*EXERCISE REQUIREMENTS*:
Any images in the material are to be dropped while every line is retyped exactly.

*EXERCISE INPUT*:
★ ★ ★ ★ ★ ★ ★

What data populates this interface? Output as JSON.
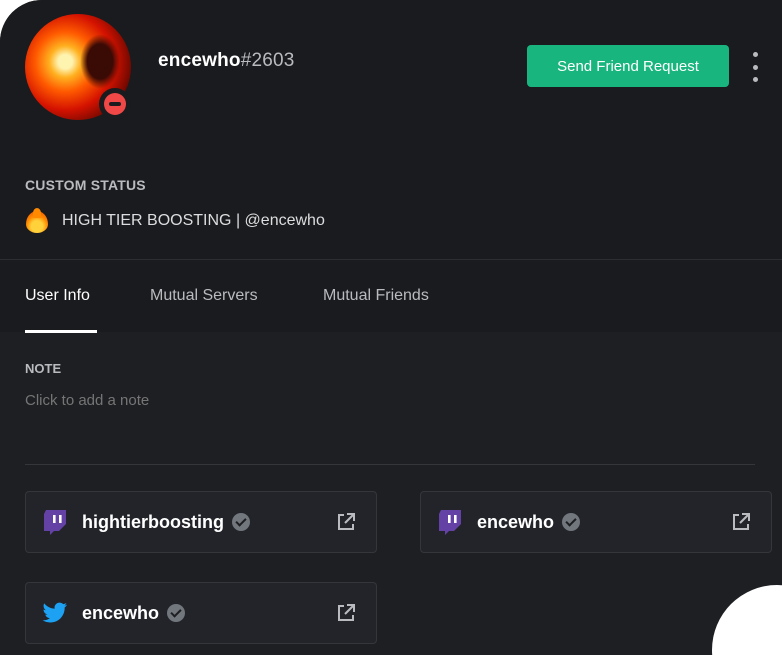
{
  "profile": {
    "username": "encewho",
    "discriminator": "#2603",
    "status": "dnd",
    "friend_button_label": "Send Friend Request"
  },
  "custom_status": {
    "title": "CUSTOM STATUS",
    "emoji": "fire-icon",
    "text": "HIGH TIER BOOSTING | @encewho"
  },
  "tabs": [
    {
      "label": "User Info",
      "active": true
    },
    {
      "label": "Mutual Servers",
      "active": false
    },
    {
      "label": "Mutual Friends",
      "active": false
    }
  ],
  "note": {
    "title": "NOTE",
    "placeholder": "Click to add a note"
  },
  "connections": [
    {
      "service": "twitch-icon",
      "name": "hightierboosting",
      "verified": true
    },
    {
      "service": "twitch-icon",
      "name": "encewho",
      "verified": true
    },
    {
      "service": "twitter-icon",
      "name": "encewho",
      "verified": true
    }
  ],
  "colors": {
    "accent_green": "#18b67e",
    "dnd_red": "#f04747",
    "twitch_purple": "#6441a5",
    "twitter_blue": "#1da1f2"
  }
}
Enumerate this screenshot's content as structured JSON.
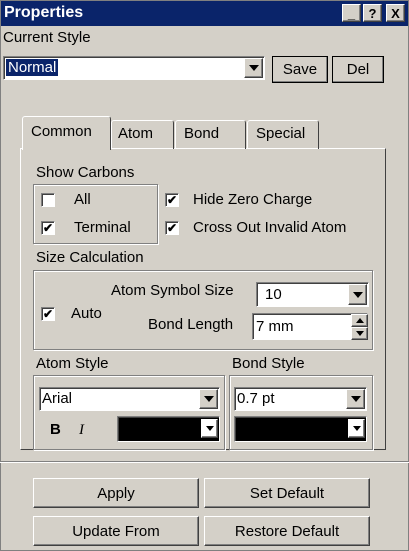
{
  "window": {
    "title": "Properties",
    "title_bar_color": "#0a246a",
    "controls": {
      "minimize": "_",
      "help": "?",
      "close": "X"
    }
  },
  "current_style": {
    "label": "Current Style",
    "value": "Normal",
    "save_label": "Save",
    "del_label": "Del"
  },
  "tabs": [
    {
      "label": "Common",
      "active": true
    },
    {
      "label": "Atom",
      "active": false
    },
    {
      "label": "Bond",
      "active": false
    },
    {
      "label": "Special",
      "active": false
    }
  ],
  "show_carbons": {
    "label": "Show Carbons",
    "all": {
      "label": "All",
      "checked": false
    },
    "terminal": {
      "label": "Terminal",
      "checked": true
    },
    "hide_zero_charge": {
      "label": "Hide Zero Charge",
      "checked": true
    },
    "cross_out_invalid": {
      "label": "Cross Out Invalid Atom",
      "checked": true
    }
  },
  "size_calculation": {
    "label": "Size Calculation",
    "auto": {
      "label": "Auto",
      "checked": true
    },
    "atom_symbol_size": {
      "label": "Atom Symbol Size",
      "value": "10"
    },
    "bond_length": {
      "label": "Bond Length",
      "value": "7 mm"
    }
  },
  "atom_style": {
    "label": "Atom Style",
    "font": "Arial",
    "bold": "B",
    "italic": "I",
    "color": "#000000"
  },
  "bond_style": {
    "label": "Bond Style",
    "width": "0.7 pt",
    "color": "#000000"
  },
  "buttons": {
    "apply": "Apply",
    "set_default": "Set Default",
    "update_from": "Update From",
    "restore_default": "Restore Default"
  }
}
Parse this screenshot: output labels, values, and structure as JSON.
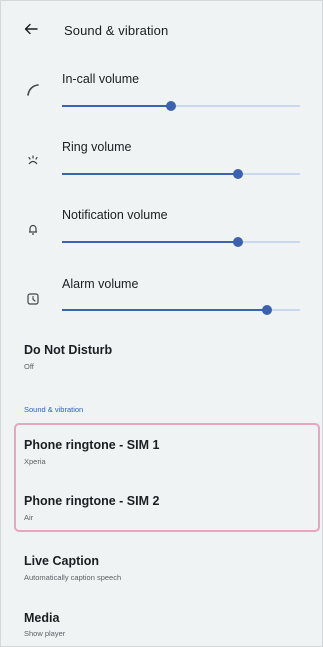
{
  "header": {
    "title": "Sound & vibration"
  },
  "volumes": [
    {
      "label": "In-call volume",
      "icon": "phone-call-icon",
      "level": 0.46
    },
    {
      "label": "Ring volume",
      "icon": "vibrate-ring-icon",
      "level": 0.74
    },
    {
      "label": "Notification volume",
      "icon": "bell-icon",
      "level": 0.74
    },
    {
      "label": "Alarm volume",
      "icon": "alarm-icon",
      "level": 0.86
    }
  ],
  "settings": {
    "dnd": {
      "title": "Do Not Disturb",
      "sub": "Off"
    },
    "section_label": "Sound & vibration",
    "ringtone1": {
      "title": "Phone ringtone - SIM 1",
      "sub": "Xperia"
    },
    "ringtone2": {
      "title": "Phone ringtone - SIM 2",
      "sub": "Air"
    },
    "live_caption": {
      "title": "Live Caption",
      "sub": "Automatically caption speech"
    },
    "media": {
      "title": "Media",
      "sub": "Show player"
    }
  },
  "colors": {
    "accent": "#3b62ac",
    "track": "#c9d7ef",
    "highlight": "#e6a6bb",
    "section": "#2d61c4"
  }
}
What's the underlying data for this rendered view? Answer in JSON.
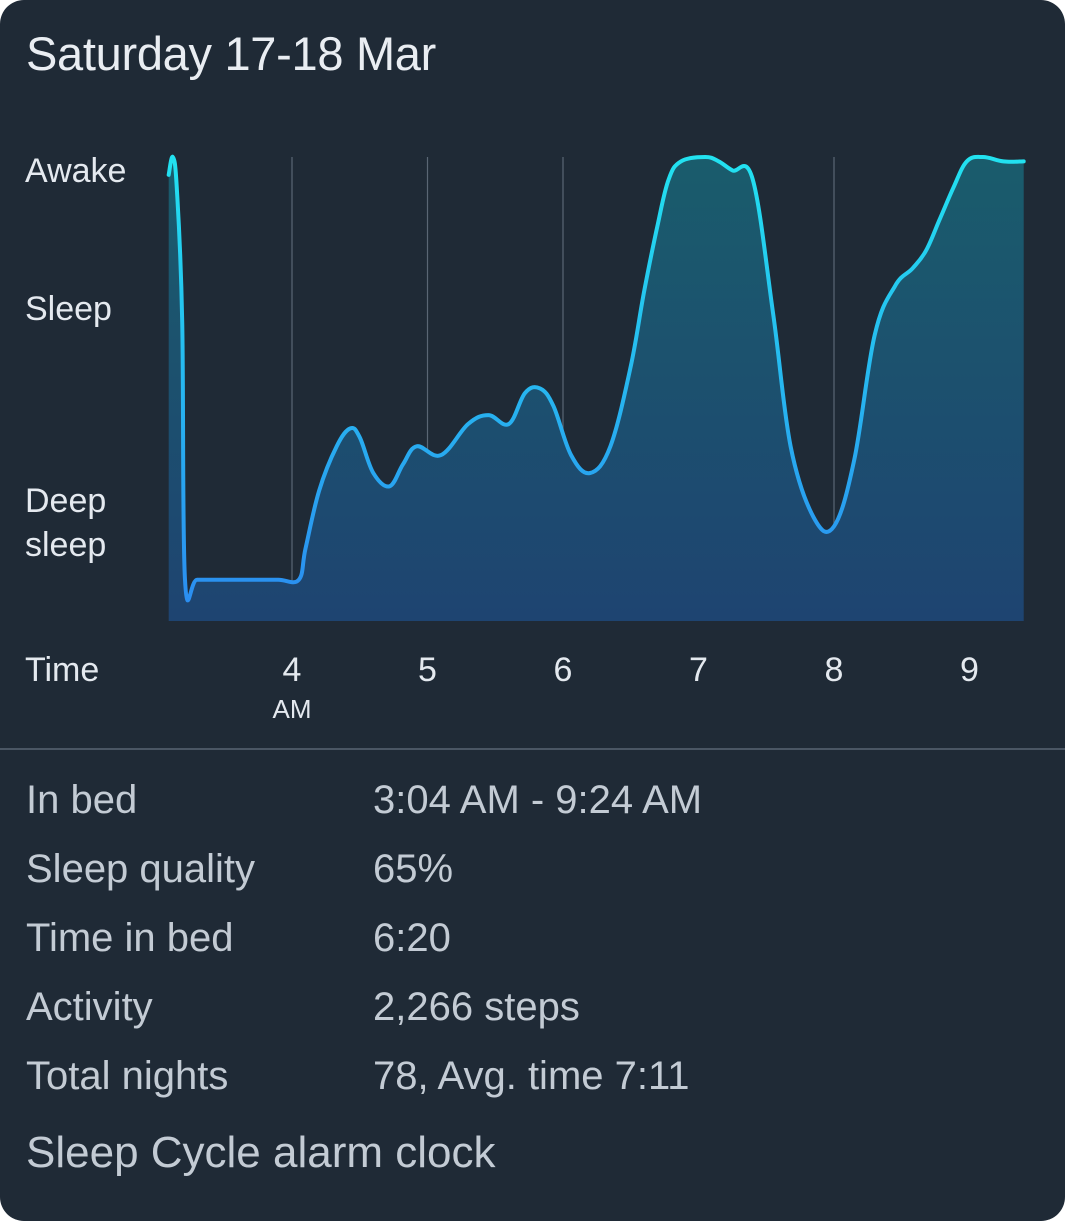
{
  "header": {
    "title": "Saturday 17-18 Mar"
  },
  "colors": {
    "background": "#1f2a36",
    "line_top": "#22e3f0",
    "line_bottom": "#2b8df0",
    "fill_top": "#1a5c6c",
    "fill_bottom": "#1e4471",
    "grid": "#5a6674"
  },
  "chart_data": {
    "type": "area",
    "title": "",
    "xlabel": "Time",
    "ylabel": "",
    "y_levels": [
      "Awake",
      "Sleep",
      "Deep sleep"
    ],
    "y_level_lines": [
      [
        "Awake"
      ],
      [
        "Sleep"
      ],
      [
        "Deep",
        "sleep"
      ]
    ],
    "x_ticks": [
      {
        "value": 4,
        "label": "4",
        "sub": "AM"
      },
      {
        "value": 5,
        "label": "5",
        "sub": ""
      },
      {
        "value": 6,
        "label": "6",
        "sub": ""
      },
      {
        "value": 7,
        "label": "7",
        "sub": ""
      },
      {
        "value": 8,
        "label": "8",
        "sub": ""
      },
      {
        "value": 9,
        "label": "9",
        "sub": ""
      }
    ],
    "xlim": [
      3.09,
      9.4
    ],
    "ylim": [
      0,
      1
    ],
    "grid": true,
    "series": [
      {
        "values": [
          [
            3.09,
            0.96
          ],
          [
            3.12,
            1.0
          ],
          [
            3.15,
            0.93
          ],
          [
            3.19,
            0.63
          ],
          [
            3.21,
            0.05
          ],
          [
            3.3,
            0.05
          ],
          [
            3.5,
            0.05
          ],
          [
            3.7,
            0.05
          ],
          [
            3.9,
            0.05
          ],
          [
            4.05,
            0.05
          ],
          [
            4.1,
            0.12
          ],
          [
            4.2,
            0.25
          ],
          [
            4.33,
            0.35
          ],
          [
            4.43,
            0.39
          ],
          [
            4.5,
            0.37
          ],
          [
            4.6,
            0.29
          ],
          [
            4.72,
            0.26
          ],
          [
            4.82,
            0.31
          ],
          [
            4.92,
            0.35
          ],
          [
            5.1,
            0.33
          ],
          [
            5.3,
            0.4
          ],
          [
            5.45,
            0.42
          ],
          [
            5.6,
            0.4
          ],
          [
            5.72,
            0.47
          ],
          [
            5.83,
            0.48
          ],
          [
            5.93,
            0.44
          ],
          [
            6.06,
            0.33
          ],
          [
            6.2,
            0.29
          ],
          [
            6.35,
            0.35
          ],
          [
            6.5,
            0.53
          ],
          [
            6.6,
            0.7
          ],
          [
            6.7,
            0.85
          ],
          [
            6.78,
            0.95
          ],
          [
            6.87,
            0.99
          ],
          [
            7.05,
            1.0
          ],
          [
            7.15,
            0.99
          ],
          [
            7.25,
            0.97
          ],
          [
            7.4,
            0.95
          ],
          [
            7.55,
            0.65
          ],
          [
            7.68,
            0.35
          ],
          [
            7.85,
            0.19
          ],
          [
            8.0,
            0.17
          ],
          [
            8.15,
            0.32
          ],
          [
            8.3,
            0.6
          ],
          [
            8.45,
            0.71
          ],
          [
            8.58,
            0.75
          ],
          [
            8.68,
            0.79
          ],
          [
            8.78,
            0.86
          ],
          [
            8.88,
            0.93
          ],
          [
            8.98,
            0.99
          ],
          [
            9.1,
            1.0
          ],
          [
            9.25,
            0.99
          ],
          [
            9.4,
            0.99
          ]
        ]
      }
    ]
  },
  "stats": [
    {
      "label": "In bed",
      "value": "3:04 AM - 9:24 AM"
    },
    {
      "label": "Sleep quality",
      "value": "65%"
    },
    {
      "label": "Time in bed",
      "value": "6:20"
    },
    {
      "label": "Activity",
      "value": "2,266 steps"
    },
    {
      "label": "Total nights",
      "value": "78, Avg. time 7:11"
    }
  ],
  "footer": {
    "label": "Sleep Cycle alarm clock"
  }
}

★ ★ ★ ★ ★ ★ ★

*RESULT BELOW*:
What data populates this interface? Output as JSON.
{
  "profile": {
    "username": "encewho",
    "discriminator": "#2603",
    "status": "dnd",
    "friend_button_label": "Send Friend Request"
  },
  "custom_status": {
    "title": "CUSTOM STATUS",
    "emoji": "fire-icon",
    "text": "HIGH TIER BOOSTING | @encewho"
  },
  "tabs": [
    {
      "label": "User Info",
      "active": true
    },
    {
      "label": "Mutual Servers",
      "active": false
    },
    {
      "label": "Mutual Friends",
      "active": false
    }
  ],
  "note": {
    "title": "NOTE",
    "placeholder": "Click to add a note"
  },
  "connections": [
    {
      "service": "twitch-icon",
      "name": "hightierboosting",
      "verified": true
    },
    {
      "service": "twitch-icon",
      "name": "encewho",
      "verified": true
    },
    {
      "service": "twitter-icon",
      "name": "encewho",
      "verified": true
    }
  ],
  "colors": {
    "accent_green": "#18b67e",
    "dnd_red": "#f04747",
    "twitch_purple": "#6441a5",
    "twitter_blue": "#1da1f2"
  }
}
Enumerate this screenshot's content as structured JSON.
{
  "window": {
    "title": "Properties",
    "title_bar_color": "#0a246a",
    "controls": {
      "minimize": "_",
      "help": "?",
      "close": "X"
    }
  },
  "current_style": {
    "label": "Current Style",
    "value": "Normal",
    "save_label": "Save",
    "del_label": "Del"
  },
  "tabs": [
    {
      "label": "Common",
      "active": true
    },
    {
      "label": "Atom",
      "active": false
    },
    {
      "label": "Bond",
      "active": false
    },
    {
      "label": "Special",
      "active": false
    }
  ],
  "show_carbons": {
    "label": "Show Carbons",
    "all": {
      "label": "All",
      "checked": false
    },
    "terminal": {
      "label": "Terminal",
      "checked": true
    },
    "hide_zero_charge": {
      "label": "Hide Zero Charge",
      "checked": true
    },
    "cross_out_invalid": {
      "label": "Cross Out Invalid Atom",
      "checked": true
    }
  },
  "size_calculation": {
    "label": "Size Calculation",
    "auto": {
      "label": "Auto",
      "checked": true
    },
    "atom_symbol_size": {
      "label": "Atom Symbol Size",
      "value": "10"
    },
    "bond_length": {
      "label": "Bond Length",
      "value": "7 mm"
    }
  },
  "atom_style": {
    "label": "Atom Style",
    "font": "Arial",
    "bold": "B",
    "italic": "I",
    "color": "#000000"
  },
  "bond_style": {
    "label": "Bond Style",
    "width": "0.7 pt",
    "color": "#000000"
  },
  "buttons": {
    "apply": "Apply",
    "set_default": "Set Default",
    "update_from": "Update From",
    "restore_default": "Restore Default"
  }
}
Parse this screenshot: output labels, values, and structure as JSON.
{
  "header": {
    "title": "Sound & vibration"
  },
  "volumes": [
    {
      "label": "In-call volume",
      "icon": "phone-call-icon",
      "level": 0.46
    },
    {
      "label": "Ring volume",
      "icon": "vibrate-ring-icon",
      "level": 0.74
    },
    {
      "label": "Notification volume",
      "icon": "bell-icon",
      "level": 0.74
    },
    {
      "label": "Alarm volume",
      "icon": "alarm-icon",
      "level": 0.86
    }
  ],
  "settings": {
    "dnd": {
      "title": "Do Not Disturb",
      "sub": "Off"
    },
    "section_label": "Sound & vibration",
    "ringtone1": {
      "title": "Phone ringtone - SIM 1",
      "sub": "Xperia"
    },
    "ringtone2": {
      "title": "Phone ringtone - SIM 2",
      "sub": "Air"
    },
    "live_caption": {
      "title": "Live Caption",
      "sub": "Automatically caption speech"
    },
    "media": {
      "title": "Media",
      "sub": "Show player"
    }
  },
  "colors": {
    "accent": "#3b62ac",
    "track": "#c9d7ef",
    "highlight": "#e6a6bb",
    "section": "#2d61c4"
  }
}
What's the underlying data for this rendered view? Answer in JSON.
{
  "header": {
    "title": "Saturday 17-18 Mar"
  },
  "colors": {
    "background": "#1f2a36",
    "line_top": "#22e3f0",
    "line_bottom": "#2b8df0",
    "fill_top": "#1a5c6c",
    "fill_bottom": "#1e4471",
    "grid": "#5a6674"
  },
  "chart_data": {
    "type": "area",
    "title": "",
    "xlabel": "Time",
    "ylabel": "",
    "y_levels": [
      "Awake",
      "Sleep",
      "Deep sleep"
    ],
    "y_level_lines": [
      [
        "Awake"
      ],
      [
        "Sleep"
      ],
      [
        "Deep",
        "sleep"
      ]
    ],
    "x_ticks": [
      {
        "value": 4,
        "label": "4",
        "sub": "AM"
      },
      {
        "value": 5,
        "label": "5",
        "sub": ""
      },
      {
        "value": 6,
        "label": "6",
        "sub": ""
      },
      {
        "value": 7,
        "label": "7",
        "sub": ""
      },
      {
        "value": 8,
        "label": "8",
        "sub": ""
      },
      {
        "value": 9,
        "label": "9",
        "sub": ""
      }
    ],
    "xlim": [
      3.09,
      9.4
    ],
    "ylim": [
      0,
      1
    ],
    "grid": true,
    "series": [
      {
        "values": [
          [
            3.09,
            0.96
          ],
          [
            3.12,
            1.0
          ],
          [
            3.15,
            0.93
          ],
          [
            3.19,
            0.63
          ],
          [
            3.21,
            0.05
          ],
          [
            3.3,
            0.05
          ],
          [
            3.5,
            0.05
          ],
          [
            3.7,
            0.05
          ],
          [
            3.9,
            0.05
          ],
          [
            4.05,
            0.05
          ],
          [
            4.1,
            0.12
          ],
          [
            4.2,
            0.25
          ],
          [
            4.33,
            0.35
          ],
          [
            4.43,
            0.39
          ],
          [
            4.5,
            0.37
          ],
          [
            4.6,
            0.29
          ],
          [
            4.72,
            0.26
          ],
          [
            4.82,
            0.31
          ],
          [
            4.92,
            0.35
          ],
          [
            5.1,
            0.33
          ],
          [
            5.3,
            0.4
          ],
          [
            5.45,
            0.42
          ],
          [
            5.6,
            0.4
          ],
          [
            5.72,
            0.47
          ],
          [
            5.83,
            0.48
          ],
          [
            5.93,
            0.44
          ],
          [
            6.06,
            0.33
          ],
          [
            6.2,
            0.29
          ],
          [
            6.35,
            0.35
          ],
          [
            6.5,
            0.53
          ],
          [
            6.6,
            0.7
          ],
          [
            6.7,
            0.85
          ],
          [
            6.78,
            0.95
          ],
          [
            6.87,
            0.99
          ],
          [
            7.05,
            1.0
          ],
          [
            7.15,
            0.99
          ],
          [
            7.25,
            0.97
          ],
          [
            7.4,
            0.95
          ],
          [
            7.55,
            0.65
          ],
          [
            7.68,
            0.35
          ],
          [
            7.85,
            0.19
          ],
          [
            8.0,
            0.17
          ],
          [
            8.15,
            0.32
          ],
          [
            8.3,
            0.6
          ],
          [
            8.45,
            0.71
          ],
          [
            8.58,
            0.75
          ],
          [
            8.68,
            0.79
          ],
          [
            8.78,
            0.86
          ],
          [
            8.88,
            0.93
          ],
          [
            8.98,
            0.99
          ],
          [
            9.1,
            1.0
          ],
          [
            9.25,
            0.99
          ],
          [
            9.4,
            0.99
          ]
        ]
      }
    ]
  },
  "stats": [
    {
      "label": "In bed",
      "value": "3:04 AM - 9:24 AM"
    },
    {
      "label": "Sleep quality",
      "value": "65%"
    },
    {
      "label": "Time in bed",
      "value": "6:20"
    },
    {
      "label": "Activity",
      "value": "2,266 steps"
    },
    {
      "label": "Total nights",
      "value": "78, Avg. time 7:11"
    }
  ],
  "footer": {
    "label": "Sleep Cycle alarm clock"
  }
}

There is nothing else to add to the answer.